§ MATERIAL PROVIDED:
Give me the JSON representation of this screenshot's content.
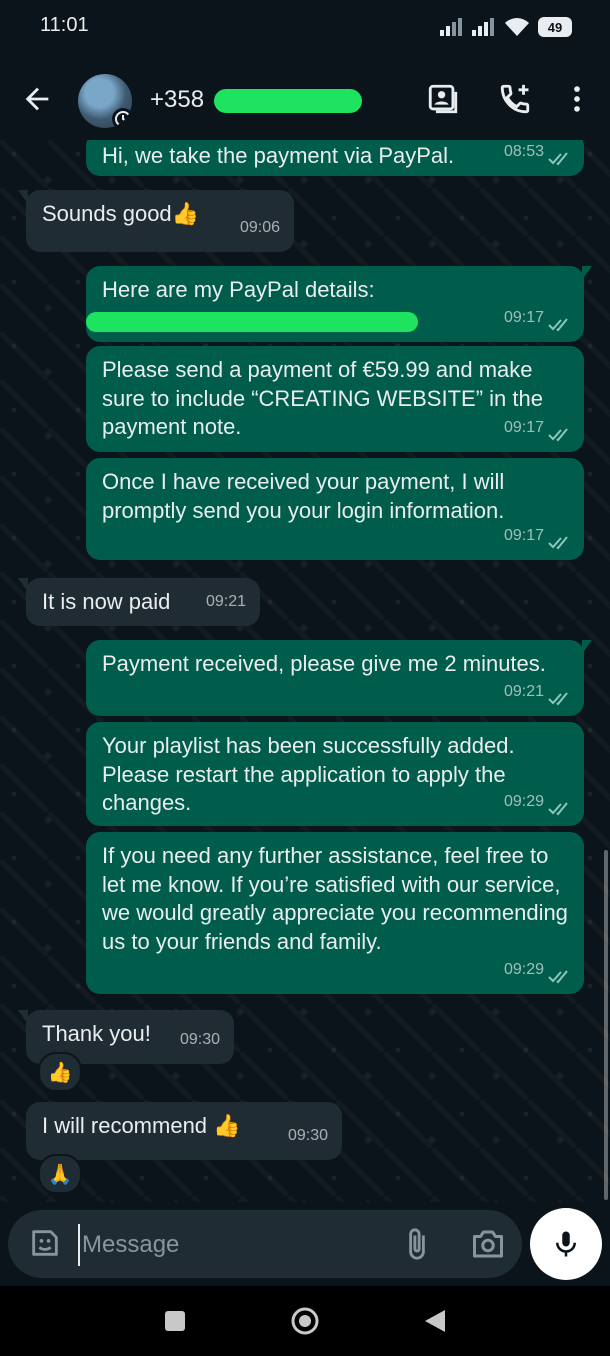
{
  "status_bar": {
    "time": "11:01",
    "battery": "49"
  },
  "header": {
    "contact": "+358"
  },
  "messages": [
    {
      "dir": "out",
      "text": "Hi, we take the payment via PayPal.",
      "time": "08:53"
    },
    {
      "dir": "in",
      "text": "Sounds good👍",
      "time": "09:06"
    },
    {
      "dir": "out",
      "text": "Here are my PayPal details:",
      "time": "09:17"
    },
    {
      "dir": "out",
      "text": "Please send a payment of €59.99 and make sure to include “CREATING WEBSITE” in the payment note.",
      "time": "09:17"
    },
    {
      "dir": "out",
      "text": "Once I have received your payment, I will promptly send you your login information.",
      "time": "09:17"
    },
    {
      "dir": "in",
      "text": "It is now paid",
      "time": "09:21"
    },
    {
      "dir": "out",
      "text": "Payment received, please give me 2 minutes.",
      "time": "09:21"
    },
    {
      "dir": "out",
      "text": "Your playlist has been successfully added. Please restart the application to apply the changes.",
      "time": "09:29"
    },
    {
      "dir": "out",
      "text": "If you need any further assistance, feel free to let me know. If you’re satisfied with our service, we would greatly appreciate you recommending us to your friends and family.",
      "time": "09:29"
    },
    {
      "dir": "in",
      "text": "Thank you!",
      "time": "09:30",
      "reaction": "👍"
    },
    {
      "dir": "in",
      "text": "I will recommend 👍",
      "time": "09:30",
      "reaction": "🙏"
    }
  ],
  "composer": {
    "placeholder": "Message"
  },
  "colors": {
    "outgoing": "#005c4b",
    "incoming": "#202c33",
    "ticks": "#8cc7ba",
    "background": "#0b141a"
  },
  "icons": [
    "back-arrow-icon",
    "contact-card-icon",
    "add-call-icon",
    "more-vert-icon",
    "emoji-icon",
    "attach-icon",
    "camera-icon",
    "mic-icon"
  ]
}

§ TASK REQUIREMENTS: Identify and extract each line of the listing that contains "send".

§ ANSWER AREA:
      "text": "Please send a payment of €59.99 and make sure to include “CREATING WEBSITE” in the payment note.",
      "text": "Once I have received your payment, I will promptly send you your login information.",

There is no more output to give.